Hohenstein acknowledged Dr. Brian Strow in the Department of Economics in particular for “all of the knowledge and assistance he has given me during my four years at WKU; with his support I am prepared to leave school and chase my dreams.”

Given the unprecedented global COVID-19 pandemic, the earliest possible overseas start date for Boren Scholars’ programs has been pushed back to January 1, 2021. The awardees for 2020 will be given some flexibility to ensure that as many as possible are able to proceed with their overseas language study when it is safe and feasible to do so.

While everyone involved hopes students are able to carry out their language study plans, the application process itself has been valuable. "This application process has taught me that my dreams are never too big to achieve, and there is always someone out there that can help me if I just look,” said Hohenstein.

“Going through the Boren application really helped put my short and long-term postgrad goals into perspective,” said Richardson.

The David L. Boren Scholarships and Fellowships are sponsored by the National Security Education Program (NSEP), a federal initiative designed to build a broader and more qualified pool of U.S. citizens with foreign language and international skills. Boren Awards provide U.S. undergraduate and graduate students with resources and encouragement to acquire language skills and experience in countries critical to the future security and stability of the United States. In exchange for funding, BOren award recipients agree to work in the federal government for a period of at least one year.

“The National Security Education Program,” according to Dr. Michael A. Nugent, Director of the Defense Language and National Security Education Office (DLNSEO), “is helping change the U.S. higher education system and the way Americans approach the study of foreign languages and cultures.”

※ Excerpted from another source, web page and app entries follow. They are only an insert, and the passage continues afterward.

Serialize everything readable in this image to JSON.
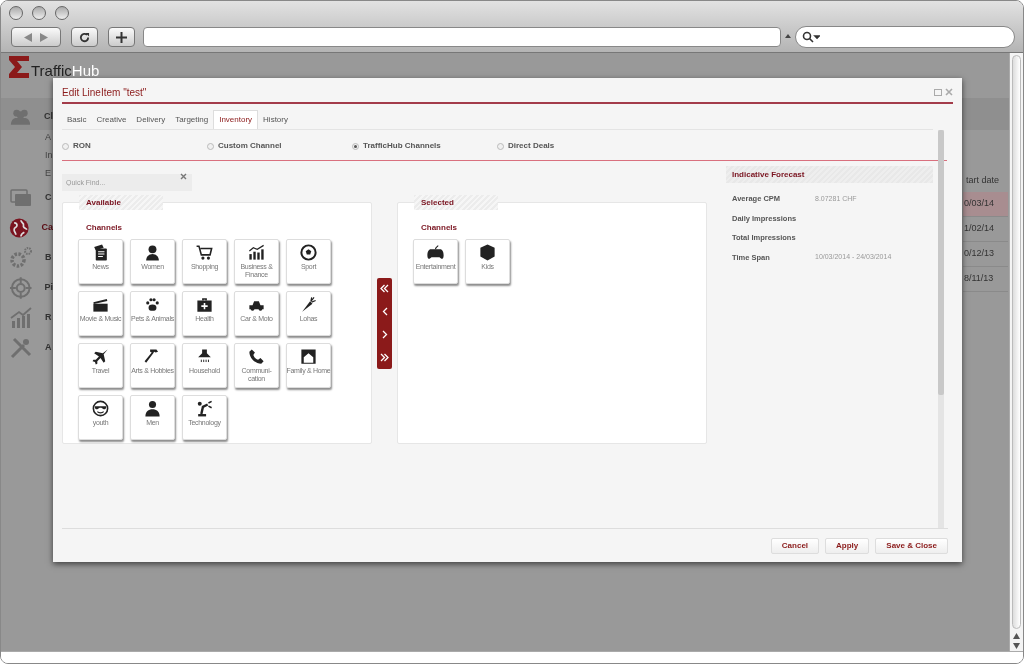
{
  "app": {
    "logo": {
      "brand": "Traffic",
      "brand_suffix": "Hub"
    },
    "sidebar": {
      "items": [
        {
          "label": "Cl",
          "selected": false,
          "children": [
            {
              "label": "A",
              "selected": false
            },
            {
              "label": "In",
              "selected": false
            },
            {
              "label": "E",
              "selected": false
            }
          ]
        },
        {
          "label": "C",
          "selected": false
        },
        {
          "label": "Ca",
          "selected": true
        },
        {
          "label": "B",
          "selected": false
        },
        {
          "label": "Pi",
          "selected": false
        },
        {
          "label": "R",
          "selected": false
        },
        {
          "label": "A",
          "selected": false
        }
      ]
    },
    "table": {
      "columns": [
        "tart date"
      ],
      "rows": [
        {
          "cells": [
            "0/03/14"
          ],
          "selected": true
        },
        {
          "cells": [
            "1/02/14"
          ],
          "selected": false
        },
        {
          "cells": [
            "0/12/13"
          ],
          "selected": false
        },
        {
          "cells": [
            "8/11/13"
          ],
          "selected": false
        }
      ]
    }
  },
  "dialog": {
    "title": "Edit LineItem \"test\"",
    "tabs": [
      {
        "label": "Basic",
        "selected": false
      },
      {
        "label": "Creative",
        "selected": false
      },
      {
        "label": "Delivery",
        "selected": false
      },
      {
        "label": "Targeting",
        "selected": false
      },
      {
        "label": "Inventory",
        "selected": true
      },
      {
        "label": "History",
        "selected": false
      }
    ],
    "inventory_source": [
      {
        "label": "RON",
        "selected": false
      },
      {
        "label": "Custom Channel",
        "selected": false
      },
      {
        "label": "TrafficHub Channels",
        "selected": true
      },
      {
        "label": "Direct Deals",
        "selected": false
      }
    ],
    "quick_find": {
      "placeholder": "Quick Find..."
    },
    "available": {
      "title": "Available",
      "group": "Channels",
      "channels": [
        {
          "label": "News"
        },
        {
          "label": "Women"
        },
        {
          "label": "Shopping"
        },
        {
          "label": "Business & Finance"
        },
        {
          "label": "Sport"
        },
        {
          "label": "Movie & Music"
        },
        {
          "label": "Pets & Animals"
        },
        {
          "label": "Health"
        },
        {
          "label": "Car & Moto"
        },
        {
          "label": "Lohas"
        },
        {
          "label": "Travel"
        },
        {
          "label": "Arts & Hobbies"
        },
        {
          "label": "Household"
        },
        {
          "label": "Communi-cation"
        },
        {
          "label": "Family & Home"
        },
        {
          "label": "youth"
        },
        {
          "label": "Men"
        },
        {
          "label": "Technology"
        }
      ]
    },
    "selected": {
      "title": "Selected",
      "group": "Channels",
      "channels": [
        {
          "label": "Entertainment"
        },
        {
          "label": "Kids"
        }
      ]
    },
    "forecast": {
      "title": "Indicative Forecast",
      "rows": [
        {
          "label": "Average CPM",
          "value": "8.07281 CHF"
        },
        {
          "label": "Daily Impressions"
        },
        {
          "label": "Total Impressions"
        },
        {
          "label": "Time Span",
          "value": "10/03/2014 - 24/03/2014"
        }
      ]
    },
    "buttons": [
      "Cancel",
      "Apply",
      "Save & Close"
    ]
  }
}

This year, the Institute of International Education (IIE), which administers the awards on behalf of NSEP, received 784 applications from undergraduates for the Boren Scholarships and awarded 217.

Since 1994, over 7000 American students have received Boren Awards and contributed their vital skills to careers in support of the critical missions of agencies throughout the federal government.

“To continue to play a leadership role in the world, it is vital that America’s future leaders have a deep understanding of the rest of the world,” says former U.S. Senator David Boren, the principal author of the legislation that created the National Security Education Program.

About the Office of Scholar Development: The Office of Scholar Development is committed to helping WKU students in all majors and degree programs develop the vision, experience, and skills to be independent, engaged scholars. OSD welcomes the opportunity to work with students interested in nationally competitive scholarships.